The documentary’s title not only plays on the slogan “One Man, One Vote,” but tells the story of how the amendment came to be ratified. In January 1918, the amendment achieved the two-thirds majority necessary in the House by one vote. One congressman left his wife’s deathbed to vote for suffrage, fulfilling her last wish. Another came from the hospital to cast his vote. Then, on June 4, 1919, it passed in the Senate—by one vote.
Finally, it came down to the battle to win the states. By March 1920, the amendment had been ratified in 35 states, and only one more was needed to grant women the right to vote. The suffragists knew the odds were against them to win in the Southern state of Tennessee, but on the morning of Aug. 18, a crucial vote came from 24-year-old Republican Harry Byrd, who had not been expected to vote in favor of suffrage. In the strangest of the many twists that led to the amendment’s passage, his mother had written him a letter telling him to vote for suffrage, adding she would check in the newspapers to see how he’d voted. It was precisely because the South was more conservative that Byrd listened to his mother, says Pollak, “respecting her power as the moral guardian of the family.”

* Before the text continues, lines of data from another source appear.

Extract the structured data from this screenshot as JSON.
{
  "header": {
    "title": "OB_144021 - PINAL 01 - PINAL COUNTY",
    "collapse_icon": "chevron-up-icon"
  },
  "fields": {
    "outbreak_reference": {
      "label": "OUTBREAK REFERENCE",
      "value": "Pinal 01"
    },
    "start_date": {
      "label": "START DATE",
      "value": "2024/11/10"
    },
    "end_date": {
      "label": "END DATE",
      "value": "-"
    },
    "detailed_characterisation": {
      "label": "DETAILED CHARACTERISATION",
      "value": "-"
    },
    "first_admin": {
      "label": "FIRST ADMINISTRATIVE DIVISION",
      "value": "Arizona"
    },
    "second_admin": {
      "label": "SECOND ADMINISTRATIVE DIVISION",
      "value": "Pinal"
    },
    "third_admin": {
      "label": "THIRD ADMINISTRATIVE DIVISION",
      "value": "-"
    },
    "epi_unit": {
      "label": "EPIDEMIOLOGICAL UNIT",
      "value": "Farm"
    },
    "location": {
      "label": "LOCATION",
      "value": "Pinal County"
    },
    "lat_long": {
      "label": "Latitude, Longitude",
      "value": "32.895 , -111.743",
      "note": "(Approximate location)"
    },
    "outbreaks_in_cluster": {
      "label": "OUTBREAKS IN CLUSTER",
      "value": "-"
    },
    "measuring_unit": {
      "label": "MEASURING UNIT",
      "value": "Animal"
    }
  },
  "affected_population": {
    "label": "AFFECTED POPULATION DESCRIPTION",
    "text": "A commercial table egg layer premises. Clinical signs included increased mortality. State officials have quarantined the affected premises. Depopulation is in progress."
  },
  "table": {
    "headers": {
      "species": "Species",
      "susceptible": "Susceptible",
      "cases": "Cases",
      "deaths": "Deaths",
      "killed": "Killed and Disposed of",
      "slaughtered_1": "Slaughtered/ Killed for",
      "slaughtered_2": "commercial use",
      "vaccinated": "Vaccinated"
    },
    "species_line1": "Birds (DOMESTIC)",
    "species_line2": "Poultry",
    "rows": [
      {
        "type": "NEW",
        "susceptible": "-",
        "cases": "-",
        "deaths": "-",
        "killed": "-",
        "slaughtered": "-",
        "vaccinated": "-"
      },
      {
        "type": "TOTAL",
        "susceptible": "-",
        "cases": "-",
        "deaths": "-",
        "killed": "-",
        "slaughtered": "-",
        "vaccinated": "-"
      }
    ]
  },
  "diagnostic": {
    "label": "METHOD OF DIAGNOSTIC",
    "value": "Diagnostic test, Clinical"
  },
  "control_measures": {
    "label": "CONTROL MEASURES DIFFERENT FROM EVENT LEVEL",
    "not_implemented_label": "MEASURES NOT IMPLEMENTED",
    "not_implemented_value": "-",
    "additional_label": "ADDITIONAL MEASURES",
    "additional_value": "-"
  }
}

At the time of ratification, there was the belief that women would vote in large numbers, they would vote as a bloc and would push for reforms that would hurt big business and government. “The great irony is that when women got the vote, none of that happened,” Pollak notes. “Many didn’t vote. And those that voted tended to vote the way they were guided by their husbands or brothers or fathers. And they certainly never voted as a bloc around certain issues. Had women actually remained organized and voted around women’s issues, who knows? It probably wouldn’t have taken so long for women’s rights [as a movement] to really get going again,” the filmmaker surmises.
“If the documentary works the way it should,” Pollak continues, “it will really make women appreciate the fact that they have this power and go out and use it.”
Pollak has plans for another documentary on the struggle for women’s equality during the years from 1920-75. “Together the two programs would, in a modest way, give you historical insight into the drama and the excitement of the ongoing fight for equality. It’s an untold story,” she says. Many don’t know, Pollak says by way of example, that the militant National Women’s Party, which led the White House picketing, went on to write the Equal Rights Amendment in 1923 and fought for it over many decades before the amendment became a popular issue.
“What we’ve seen through the whole history then is the battering, battering, battering on the establishment to expand the meaning of democracy,” she says. “First, it was white men who didn’t have any property who got the vote. Then it was—at least in theory—all men, including African-American men.” And then, the women.
“My vision was to bring this remarkable untold 70-year struggle into the consciousness of the American public in a very dramatic way,” says Pollak. “To pull it out of the archives and give it the place that it deserves.”
One Woman, One Vote will be shown at the National Archives Aug. 26 at noon, on a triple bill that also includes Willaim Greaves’ Ida B. Wells: A Passion for Justice and Pat Ferrero’s Hearts and Hands. It will be rebroadcast on PBS Dec. 18.